## Records for the exercise
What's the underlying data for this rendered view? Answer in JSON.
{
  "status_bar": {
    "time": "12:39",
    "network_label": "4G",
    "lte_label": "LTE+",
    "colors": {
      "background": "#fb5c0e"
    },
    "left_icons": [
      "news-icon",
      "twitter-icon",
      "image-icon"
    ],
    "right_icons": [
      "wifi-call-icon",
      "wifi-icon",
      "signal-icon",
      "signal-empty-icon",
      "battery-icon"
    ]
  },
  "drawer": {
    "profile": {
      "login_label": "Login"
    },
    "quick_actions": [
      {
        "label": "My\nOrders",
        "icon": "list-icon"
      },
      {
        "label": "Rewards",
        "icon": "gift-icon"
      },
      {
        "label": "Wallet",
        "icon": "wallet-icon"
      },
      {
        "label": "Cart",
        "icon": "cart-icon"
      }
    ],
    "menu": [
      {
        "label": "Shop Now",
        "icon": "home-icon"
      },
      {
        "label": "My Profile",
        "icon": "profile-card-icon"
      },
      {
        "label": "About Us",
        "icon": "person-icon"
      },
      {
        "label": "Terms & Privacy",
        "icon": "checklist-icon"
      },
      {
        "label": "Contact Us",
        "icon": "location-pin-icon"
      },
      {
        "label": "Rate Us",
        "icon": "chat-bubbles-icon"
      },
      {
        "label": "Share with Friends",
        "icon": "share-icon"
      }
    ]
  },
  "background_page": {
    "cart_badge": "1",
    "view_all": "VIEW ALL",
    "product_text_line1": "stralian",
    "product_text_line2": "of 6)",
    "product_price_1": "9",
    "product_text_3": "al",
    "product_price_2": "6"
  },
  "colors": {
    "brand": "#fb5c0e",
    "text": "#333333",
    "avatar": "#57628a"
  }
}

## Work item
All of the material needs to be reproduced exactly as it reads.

## Written solution
What's the underlying data for this rendered view? Answer in JSON.
{
  "status_bar": {
    "time": "12:39",
    "network_label": "4G",
    "lte_label": "LTE+",
    "colors": {
      "background": "#fb5c0e"
    },
    "left_icons": [
      "news-icon",
      "twitter-icon",
      "image-icon"
    ],
    "right_icons": [
      "wifi-call-icon",
      "wifi-icon",
      "signal-icon",
      "signal-empty-icon",
      "battery-icon"
    ]
  },
  "drawer": {
    "profile": {
      "login_label": "Login"
    },
    "quick_actions": [
      {
        "label": "My\nOrders",
        "icon": "list-icon"
      },
      {
        "label": "Rewards",
        "icon": "gift-icon"
      },
      {
        "label": "Wallet",
        "icon": "wallet-icon"
      },
      {
        "label": "Cart",
        "icon": "cart-icon"
      }
    ],
    "menu": [
      {
        "label": "Shop Now",
        "icon": "home-icon"
      },
      {
        "label": "My Profile",
        "icon": "profile-card-icon"
      },
      {
        "label": "About Us",
        "icon": "person-icon"
      },
      {
        "label": "Terms & Privacy",
        "icon": "checklist-icon"
      },
      {
        "label": "Contact Us",
        "icon": "location-pin-icon"
      },
      {
        "label": "Rate Us",
        "icon": "chat-bubbles-icon"
      },
      {
        "label": "Share with Friends",
        "icon": "share-icon"
      }
    ]
  },
  "background_page": {
    "cart_badge": "1",
    "view_all": "VIEW ALL",
    "product_text_line1": "stralian",
    "product_text_line2": "of 6)",
    "product_price_1": "9",
    "product_text_3": "al",
    "product_price_2": "6"
  },
  "colors": {
    "brand": "#fb5c0e",
    "text": "#333333",
    "avatar": "#57628a"
  }
}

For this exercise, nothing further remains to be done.